Information provided:
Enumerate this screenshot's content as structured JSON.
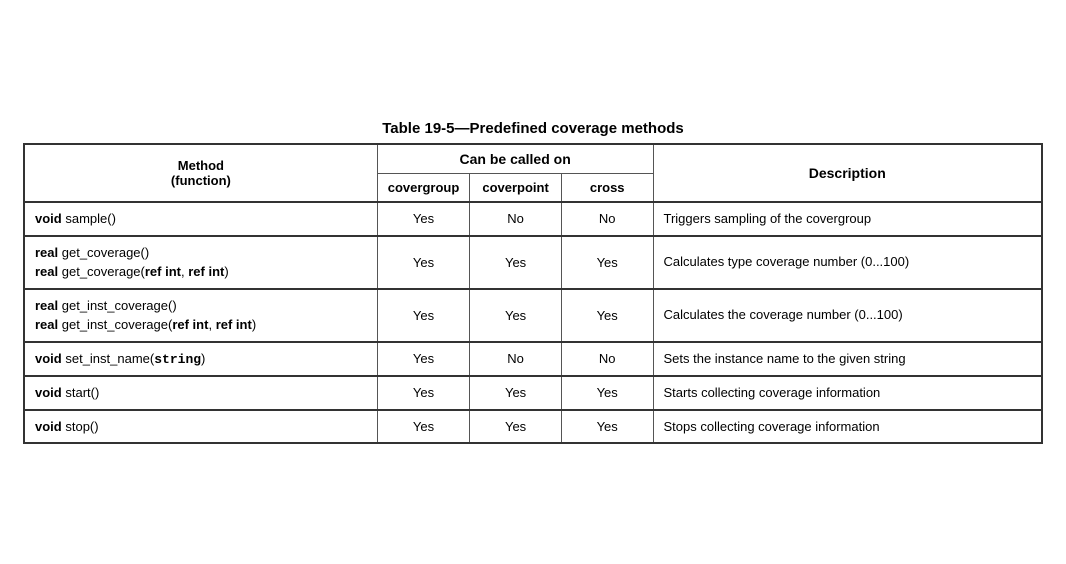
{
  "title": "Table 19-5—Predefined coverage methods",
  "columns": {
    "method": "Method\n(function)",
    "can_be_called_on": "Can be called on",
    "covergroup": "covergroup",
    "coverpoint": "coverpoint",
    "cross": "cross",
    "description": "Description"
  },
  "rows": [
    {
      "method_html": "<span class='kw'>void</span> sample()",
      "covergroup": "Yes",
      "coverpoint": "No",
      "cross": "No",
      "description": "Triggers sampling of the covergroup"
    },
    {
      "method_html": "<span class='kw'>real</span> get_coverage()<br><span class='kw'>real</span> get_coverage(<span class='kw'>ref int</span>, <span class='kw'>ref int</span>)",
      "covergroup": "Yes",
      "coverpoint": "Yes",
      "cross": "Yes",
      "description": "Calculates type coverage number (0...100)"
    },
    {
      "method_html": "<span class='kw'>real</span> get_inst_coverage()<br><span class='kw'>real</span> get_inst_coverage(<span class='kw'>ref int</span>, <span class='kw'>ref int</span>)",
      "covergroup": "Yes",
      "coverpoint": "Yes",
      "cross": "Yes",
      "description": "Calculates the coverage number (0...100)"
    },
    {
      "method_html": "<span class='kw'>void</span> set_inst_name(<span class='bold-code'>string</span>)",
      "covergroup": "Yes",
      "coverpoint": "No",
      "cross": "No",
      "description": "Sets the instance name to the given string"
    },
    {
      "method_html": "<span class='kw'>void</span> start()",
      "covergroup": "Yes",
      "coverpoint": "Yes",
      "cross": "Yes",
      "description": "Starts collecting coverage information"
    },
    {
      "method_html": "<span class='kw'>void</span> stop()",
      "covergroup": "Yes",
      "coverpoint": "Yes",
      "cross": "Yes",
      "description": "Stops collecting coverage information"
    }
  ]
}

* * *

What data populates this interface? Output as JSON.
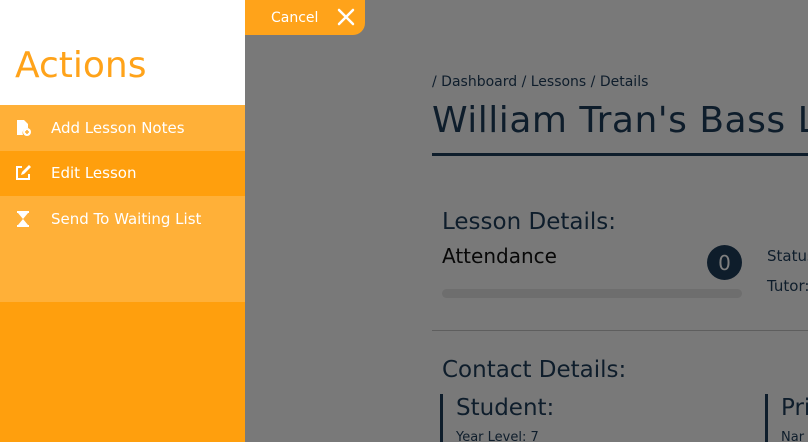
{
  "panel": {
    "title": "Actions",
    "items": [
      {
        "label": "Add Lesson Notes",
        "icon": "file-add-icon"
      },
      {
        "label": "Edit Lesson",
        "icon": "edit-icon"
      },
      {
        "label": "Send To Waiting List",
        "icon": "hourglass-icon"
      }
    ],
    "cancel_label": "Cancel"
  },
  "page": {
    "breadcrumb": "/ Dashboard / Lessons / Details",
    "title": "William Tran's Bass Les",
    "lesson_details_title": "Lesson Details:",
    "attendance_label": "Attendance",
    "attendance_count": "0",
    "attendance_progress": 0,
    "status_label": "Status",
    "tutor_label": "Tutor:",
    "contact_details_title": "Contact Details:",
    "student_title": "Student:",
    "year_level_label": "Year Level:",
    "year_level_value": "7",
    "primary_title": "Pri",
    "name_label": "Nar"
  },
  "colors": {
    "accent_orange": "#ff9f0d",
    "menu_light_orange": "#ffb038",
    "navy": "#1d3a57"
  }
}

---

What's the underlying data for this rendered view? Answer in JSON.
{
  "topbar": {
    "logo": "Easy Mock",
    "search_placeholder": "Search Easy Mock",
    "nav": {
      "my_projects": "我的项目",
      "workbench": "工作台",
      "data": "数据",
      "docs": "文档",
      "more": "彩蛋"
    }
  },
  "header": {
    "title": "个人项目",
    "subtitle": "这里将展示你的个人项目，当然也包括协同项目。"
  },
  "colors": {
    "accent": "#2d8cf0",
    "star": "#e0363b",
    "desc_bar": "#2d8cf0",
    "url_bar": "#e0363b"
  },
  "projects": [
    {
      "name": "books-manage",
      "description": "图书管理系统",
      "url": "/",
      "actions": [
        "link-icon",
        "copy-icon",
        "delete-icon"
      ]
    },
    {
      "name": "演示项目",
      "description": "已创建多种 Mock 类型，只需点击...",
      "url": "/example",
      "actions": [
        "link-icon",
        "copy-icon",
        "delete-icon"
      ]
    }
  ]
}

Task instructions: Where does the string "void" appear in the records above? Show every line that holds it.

Result:
      "method_html": "<span class='kw'>void</span> sample()",
      "method_html": "<span class='kw'>void</span> set_inst_name(<span class='bold-code'>string</span>)",
      "method_html": "<span class='kw'>void</span> start()",
      "method_html": "<span class='kw'>void</span> stop()",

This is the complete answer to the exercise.